Vietnam has made headlines in 2021 for a recent solar boom that pushed it into the top global solar-power rankings in the space of months late last year.
Over a third of 2020’s online business in Southeast Asia was generated by new shoppers – and, on average, eight in 10 of them intend to continue buying online in future, according to surveys.
China has a significant lead on EVs compared to Southeast Asia, where moves to embrace and capitalize on the opportunities offered by green vehicles remain nascent. All the same, signs of catchup are evident throughout the region.
Vietnam is emerging as a regional winner as a tempestuous 2020 becomes history and the world looks ahead to 2021.

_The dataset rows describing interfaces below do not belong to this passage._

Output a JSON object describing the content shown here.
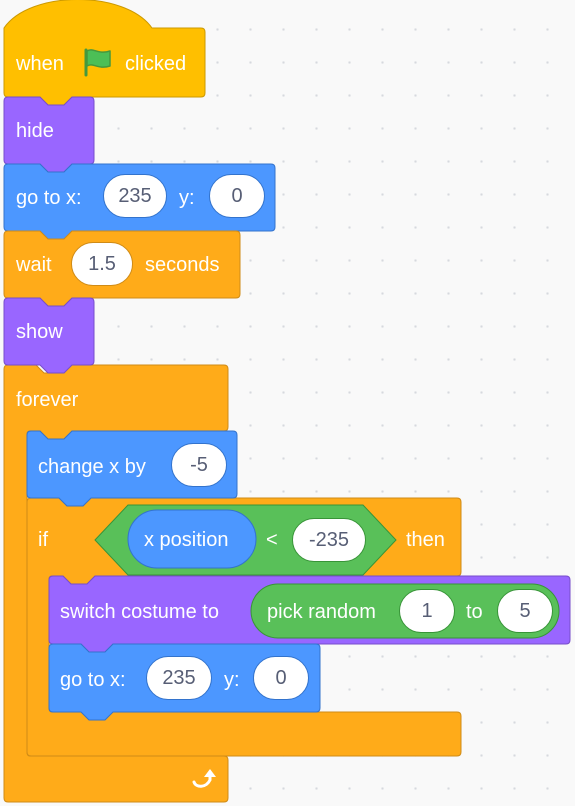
{
  "colors": {
    "events": "#ffbf00",
    "looks": "#9966ff",
    "motion": "#4c97ff",
    "control": "#ffab19",
    "operators": "#59c059",
    "input_text": "#575e75"
  },
  "script": {
    "hat": {
      "before": "when",
      "icon": "green-flag-icon",
      "after": "clicked"
    },
    "hide": {
      "label": "hide"
    },
    "goto1": {
      "label": "go to x:",
      "x": "235",
      "ylabel": "y:",
      "y": "0"
    },
    "wait": {
      "label": "wait",
      "value": "1.5",
      "unit": "seconds"
    },
    "show": {
      "label": "show"
    },
    "forever": {
      "label": "forever",
      "loop_icon": "loop-arrow-icon"
    },
    "change_x": {
      "label": "change x by",
      "value": "-5"
    },
    "if_block": {
      "if_label": "if",
      "then_label": "then",
      "condition": {
        "reporter": "x position",
        "operator": "<",
        "value": "-235"
      }
    },
    "switch_costume": {
      "label": "switch costume to",
      "random_label": "pick random",
      "from": "1",
      "to_label": "to",
      "to": "5"
    },
    "goto2": {
      "label": "go to x:",
      "x": "235",
      "ylabel": "y:",
      "y": "0"
    }
  }
}
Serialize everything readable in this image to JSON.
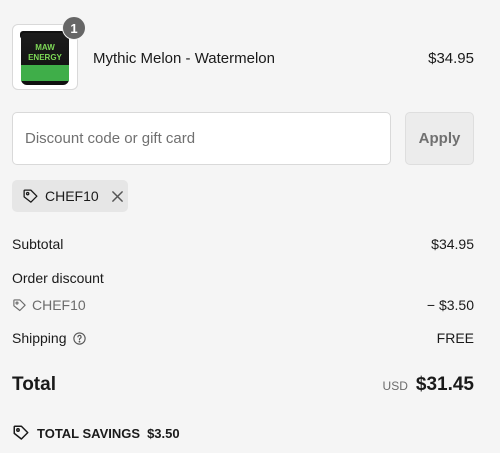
{
  "line_item": {
    "quantity": "1",
    "name": "Mythic Melon - Watermelon",
    "price": "$34.95",
    "thumb_text": "MAW ENERGY"
  },
  "discount": {
    "placeholder": "Discount code or gift card",
    "value": "",
    "apply_label": "Apply"
  },
  "applied_code": {
    "code": "CHEF10",
    "tag_icon": "tag-icon",
    "remove_icon": "close-icon"
  },
  "summary": {
    "subtotal_label": "Subtotal",
    "subtotal_value": "$34.95",
    "order_discount_label": "Order discount",
    "discount_code": "CHEF10",
    "discount_value": "− $3.50",
    "shipping_label": "Shipping",
    "shipping_value": "FREE",
    "total_label": "Total",
    "currency": "USD",
    "total_value": "$31.45",
    "savings_label": "TOTAL SAVINGS",
    "savings_value": "$3.50"
  },
  "colors": {
    "background": "#f5f5f5",
    "badge": "#666666",
    "chip": "#e6e6e6"
  }
}
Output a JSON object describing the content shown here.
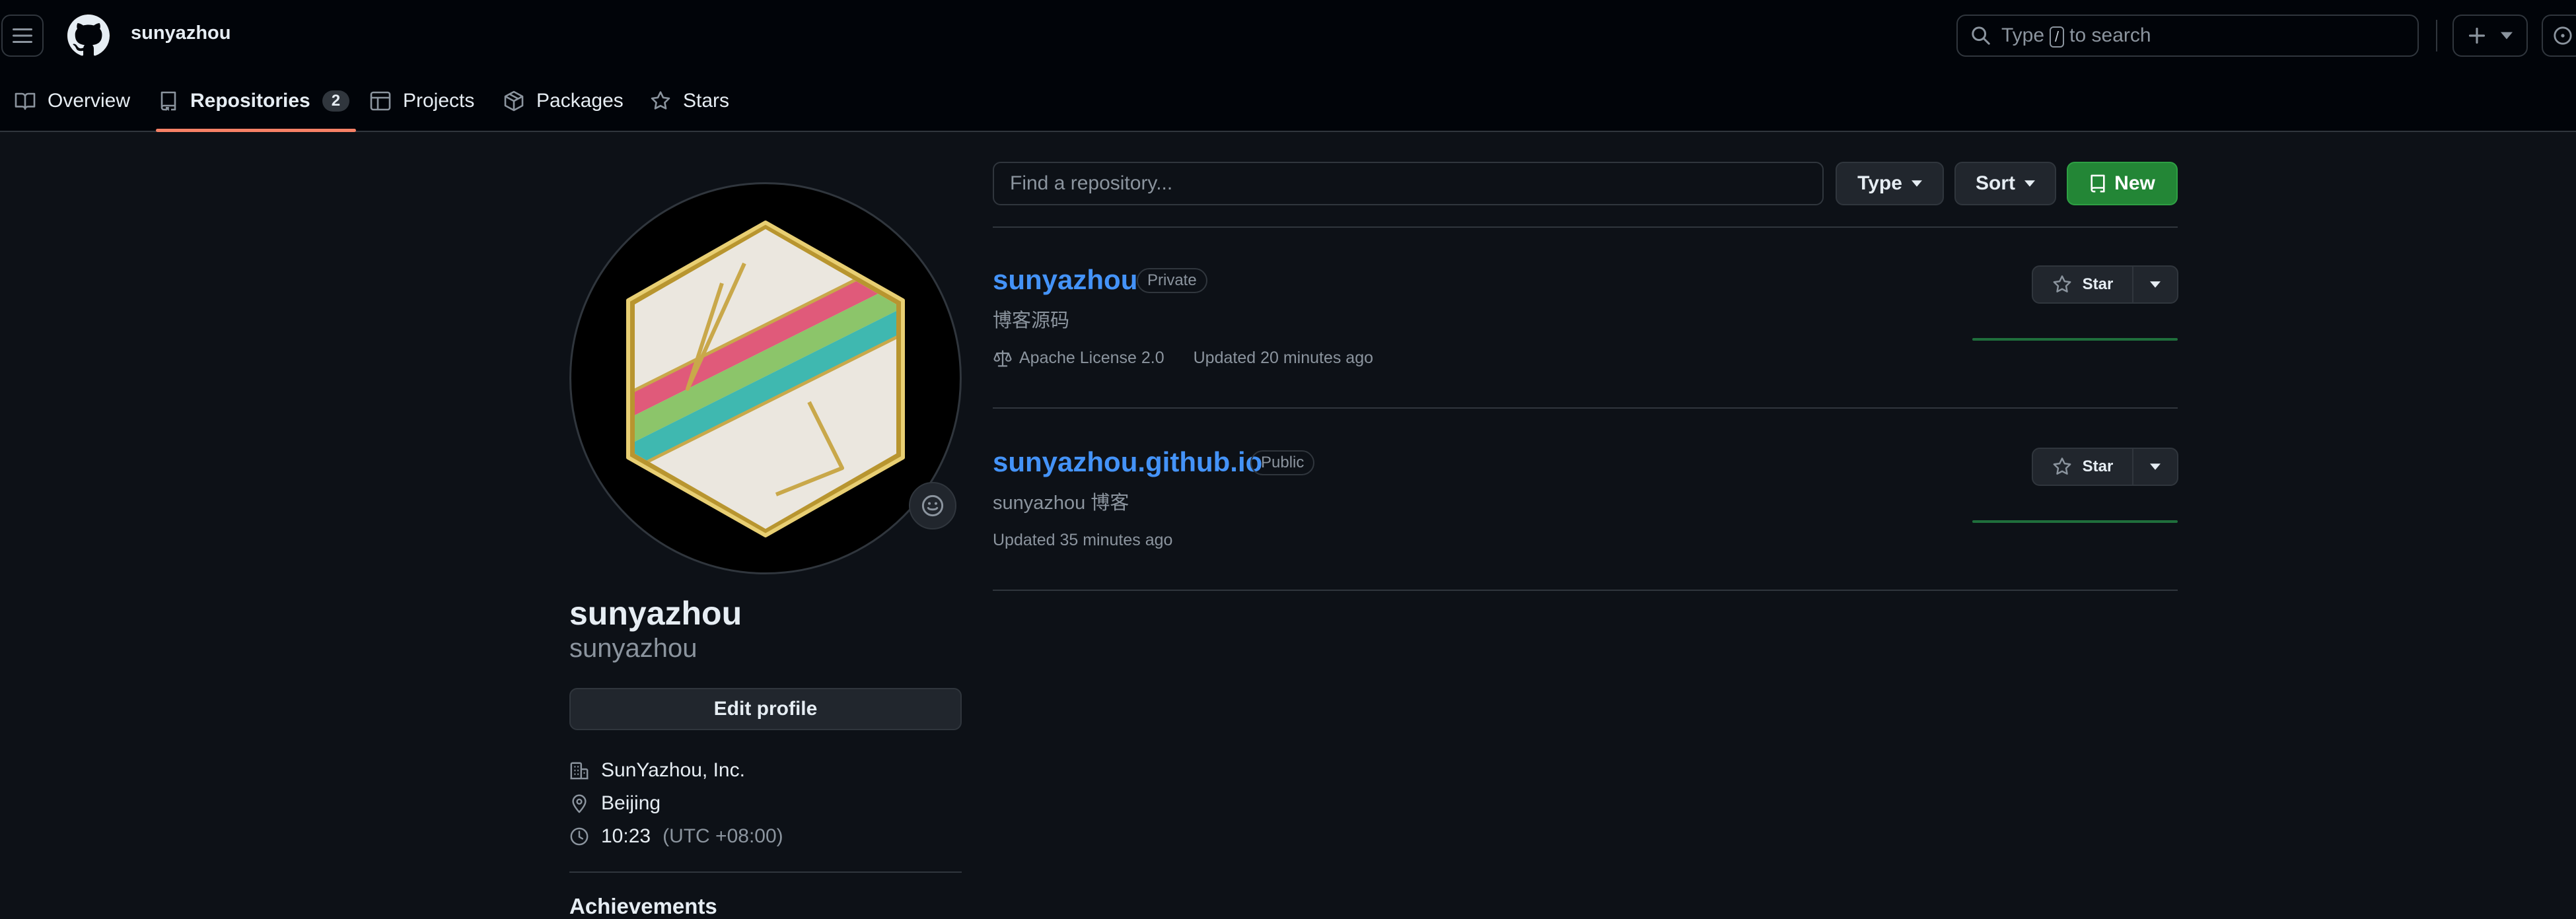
{
  "header": {
    "username": "sunyazhou",
    "search": {
      "prefix": "Type",
      "key": "/",
      "suffix": "to search"
    }
  },
  "tabs": [
    {
      "label": "Overview"
    },
    {
      "label": "Repositories",
      "count": "2"
    },
    {
      "label": "Projects"
    },
    {
      "label": "Packages"
    },
    {
      "label": "Stars"
    }
  ],
  "profile": {
    "name": "sunyazhou",
    "login": "sunyazhou",
    "edit_label": "Edit profile",
    "company": "SunYazhou, Inc.",
    "location": "Beijing",
    "time": "10:23",
    "timezone": "(UTC +08:00)",
    "achievements_label": "Achievements"
  },
  "filters": {
    "placeholder": "Find a repository...",
    "type_label": "Type",
    "sort_label": "Sort",
    "new_label": "New"
  },
  "repos": [
    {
      "name": "sunyazhou",
      "visibility": "Private",
      "description": "博客源码",
      "license": "Apache License 2.0",
      "updated": "Updated 20 minutes ago",
      "star_label": "Star"
    },
    {
      "name": "sunyazhou.github.io",
      "visibility": "Public",
      "description": "sunyazhou 博客",
      "updated": "Updated 35 minutes ago",
      "star_label": "Star"
    }
  ],
  "colors": {
    "accent_link": "#4493f8",
    "new_button": "#238636",
    "active_tab_underline": "#f78166",
    "avatar_stripe_pink": "#e05a7a",
    "avatar_stripe_green": "#8cc56a",
    "avatar_stripe_teal": "#3fb8b0"
  }
}
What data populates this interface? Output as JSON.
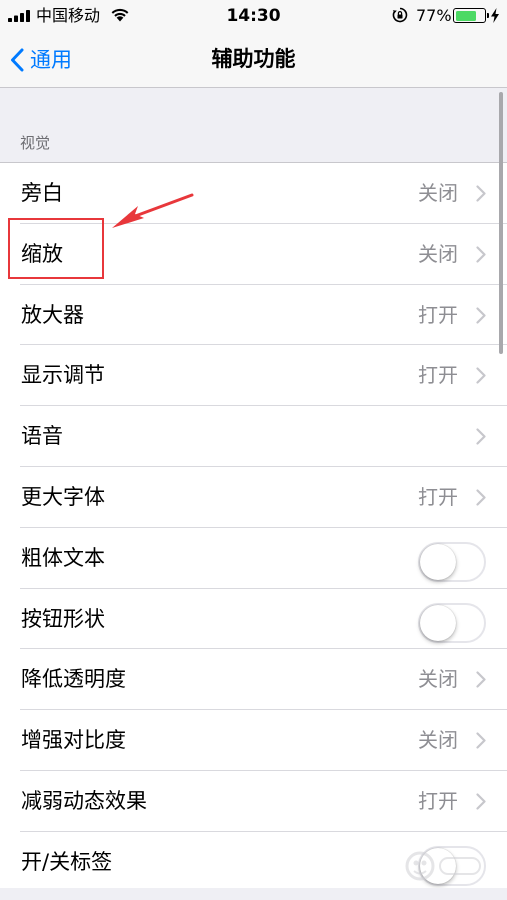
{
  "status_bar": {
    "carrier": "中国移动",
    "time": "14:30",
    "battery_percent": "77%",
    "battery_level": 0.77,
    "battery_color": "#4cd964",
    "icons": [
      "signal-icon",
      "wifi-icon",
      "orientation-lock-icon",
      "battery-icon",
      "charging-bolt-icon"
    ]
  },
  "nav": {
    "back_label": "通用",
    "title": "辅助功能",
    "accent": "#007aff"
  },
  "section": {
    "header": "视觉"
  },
  "rows": [
    {
      "label": "旁白",
      "value": "关闭",
      "kind": "disclosure"
    },
    {
      "label": "缩放",
      "value": "关闭",
      "kind": "disclosure"
    },
    {
      "label": "放大器",
      "value": "打开",
      "kind": "disclosure"
    },
    {
      "label": "显示调节",
      "value": "打开",
      "kind": "disclosure"
    },
    {
      "label": "语音",
      "value": "",
      "kind": "disclosure"
    },
    {
      "label": "更大字体",
      "value": "打开",
      "kind": "disclosure"
    },
    {
      "label": "粗体文本",
      "kind": "toggle",
      "on": false
    },
    {
      "label": "按钮形状",
      "kind": "toggle",
      "on": false
    },
    {
      "label": "降低透明度",
      "value": "关闭",
      "kind": "disclosure"
    },
    {
      "label": "增强对比度",
      "value": "关闭",
      "kind": "disclosure"
    },
    {
      "label": "减弱动态效果",
      "value": "打开",
      "kind": "disclosure"
    },
    {
      "label": "开/关标签",
      "kind": "toggle",
      "on": false
    }
  ],
  "annotation": {
    "color": "#e8373b",
    "icons": [
      "highlight-box",
      "arrow-icon"
    ]
  }
}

On December 14, the United States and Japan issued a joint statement in support of Vietnam’s energy transition through LNG utilization. The statement made it clear that liquified natural gas (LNG) was key to ensuring Vietnam’s energy security, while reducing air pollution and assisting in transitioning to a low-carbon future.
Quebec and Ontario stole the spotlight in 2020, but 2021 may be BC’s year for Canadian mining.
While energy demand is down globally – by approximately 5% in 2020, according to the International Renewable Energy Agency (IRENA) – renewable energy rollout will continue to grow this year, and nowhere is that more true than in Vietnam, which is undergoing an offshore-wind bonanza.
Shifts in regional supply chains that began as a trade war between the United States and China are being hastened this year by the coronavirus pandemic. Broadly speaking, this will result in slowdown in offshoring to China and a redistribution of manufacturing foreign direct investment (FDI) to the Association of Southeast Asian Nations (ASEAN).
Indonesia’s healthcare industry is a lucrative investment opportunity for foreign investors as the growth of its middle-class and the introduction of universal healthcare has driven demand in almost all aspects of the industry from hospitals to pharmaceuticals to medical devices.
In May 2020, Indonesia’s government made significant changes to the 2009 Mining Law – including the introduction of several new licenses – with the aim of encouraging more investment into the country’s downstream mining industry.